His sudden ascension from the last seat on the bench to the Knicks starting point guard has seemingly saved their season from being an epic failure.

Analysts and fans alike have penned Lin as another Tim Tebow. But that can not be further from the truth.

Tebow’s rise centered around his humble words and religious background while leading the Denver Broncos from the ashes to a playoff berth.

The only comparison that holds truth is the humbleness displayed by the former Harvard graduate. 

But the fascination does not end with his ties to the Crimson. It goes to his ethnicity — Asian-American.

Lin has spoken of being overlooked and after going undrafted, being waived by three different teams and almost cut from the Knicks in early January — the 23-year-old has experienced ups and downs.

Now imagine where the Knicks would be without their newest star.

New York had a record of 8-15 before Lin became a full-time starter. He has since led them to an 8-2 record since that point, once again making the Knicks a dangerous team.

Lin is averaging 14.4 points per game to go along with 5.8 assists in helping the Knicks discover their identity — a pass-first team that moves the ball with rapid efficiency.

This philosophy led them to surprise wins over the Los Angeles Lakers and the defending NBA Champion Dallas Mavericks.

The only aspect one can point to as a need for improvement is his penchent for turnovers, but his high minutes played per game can be a factor.

Off the court Lin has had an even bigger impact.

He owns the highest selling jersey in the NBA, helped Madison Square Garden’s stock rise by 11 percent and increased sales and traffic to the Knicks online site by more than 4,000 percent

His impact is even felt on the road.

Lin’s stardom led to sell-outs in both Toronto and Minnesota, including a standing ovation as his buzzer-beating 3-pointer delivered a Knicks win over the Rapters.

His story exemplifies the old saying of never giving up.

Through trials and turbulations, Lin’s confidence has never wavered.

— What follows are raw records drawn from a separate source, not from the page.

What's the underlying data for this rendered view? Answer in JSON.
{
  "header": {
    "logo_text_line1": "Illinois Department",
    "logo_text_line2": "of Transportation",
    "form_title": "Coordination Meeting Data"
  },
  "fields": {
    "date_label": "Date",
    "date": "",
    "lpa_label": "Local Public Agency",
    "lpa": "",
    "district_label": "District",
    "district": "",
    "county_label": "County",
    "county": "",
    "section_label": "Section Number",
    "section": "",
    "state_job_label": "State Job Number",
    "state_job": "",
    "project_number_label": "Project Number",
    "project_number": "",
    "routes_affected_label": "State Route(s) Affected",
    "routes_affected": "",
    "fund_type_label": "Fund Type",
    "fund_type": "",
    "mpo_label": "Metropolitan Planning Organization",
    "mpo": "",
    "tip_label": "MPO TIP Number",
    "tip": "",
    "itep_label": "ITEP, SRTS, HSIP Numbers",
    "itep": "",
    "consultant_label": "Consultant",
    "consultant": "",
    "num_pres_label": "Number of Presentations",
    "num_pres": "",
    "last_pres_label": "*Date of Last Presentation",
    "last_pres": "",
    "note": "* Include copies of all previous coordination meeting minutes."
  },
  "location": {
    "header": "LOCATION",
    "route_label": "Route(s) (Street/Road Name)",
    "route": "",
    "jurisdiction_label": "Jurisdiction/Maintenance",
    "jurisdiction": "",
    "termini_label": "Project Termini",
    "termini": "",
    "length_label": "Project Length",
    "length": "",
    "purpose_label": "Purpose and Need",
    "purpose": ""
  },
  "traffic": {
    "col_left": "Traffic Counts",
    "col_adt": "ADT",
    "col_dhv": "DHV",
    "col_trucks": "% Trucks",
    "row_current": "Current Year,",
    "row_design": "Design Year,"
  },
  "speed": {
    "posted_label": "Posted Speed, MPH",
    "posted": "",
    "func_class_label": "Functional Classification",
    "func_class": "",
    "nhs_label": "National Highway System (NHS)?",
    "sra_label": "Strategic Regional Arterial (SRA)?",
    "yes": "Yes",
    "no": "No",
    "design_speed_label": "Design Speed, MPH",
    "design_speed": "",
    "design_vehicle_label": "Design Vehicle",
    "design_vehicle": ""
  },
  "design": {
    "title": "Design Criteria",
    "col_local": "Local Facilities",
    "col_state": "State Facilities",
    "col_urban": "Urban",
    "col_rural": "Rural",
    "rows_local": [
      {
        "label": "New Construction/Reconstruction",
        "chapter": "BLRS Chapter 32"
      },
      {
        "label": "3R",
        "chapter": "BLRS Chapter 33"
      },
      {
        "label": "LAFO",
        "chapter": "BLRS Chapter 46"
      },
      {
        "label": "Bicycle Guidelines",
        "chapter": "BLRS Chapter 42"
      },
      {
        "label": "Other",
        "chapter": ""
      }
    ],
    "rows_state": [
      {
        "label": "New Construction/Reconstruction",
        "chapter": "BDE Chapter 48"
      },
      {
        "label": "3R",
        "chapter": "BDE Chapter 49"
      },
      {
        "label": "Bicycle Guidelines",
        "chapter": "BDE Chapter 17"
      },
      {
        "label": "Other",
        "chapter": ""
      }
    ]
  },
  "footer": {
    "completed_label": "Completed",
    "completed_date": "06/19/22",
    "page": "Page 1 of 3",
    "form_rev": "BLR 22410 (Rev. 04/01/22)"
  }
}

Now, through 10 games as a starter Lin has facinated and captivated many, becoming both the story of the year and inspiration for those who have also been overlooked.

Smithkl09@bonaventure.edu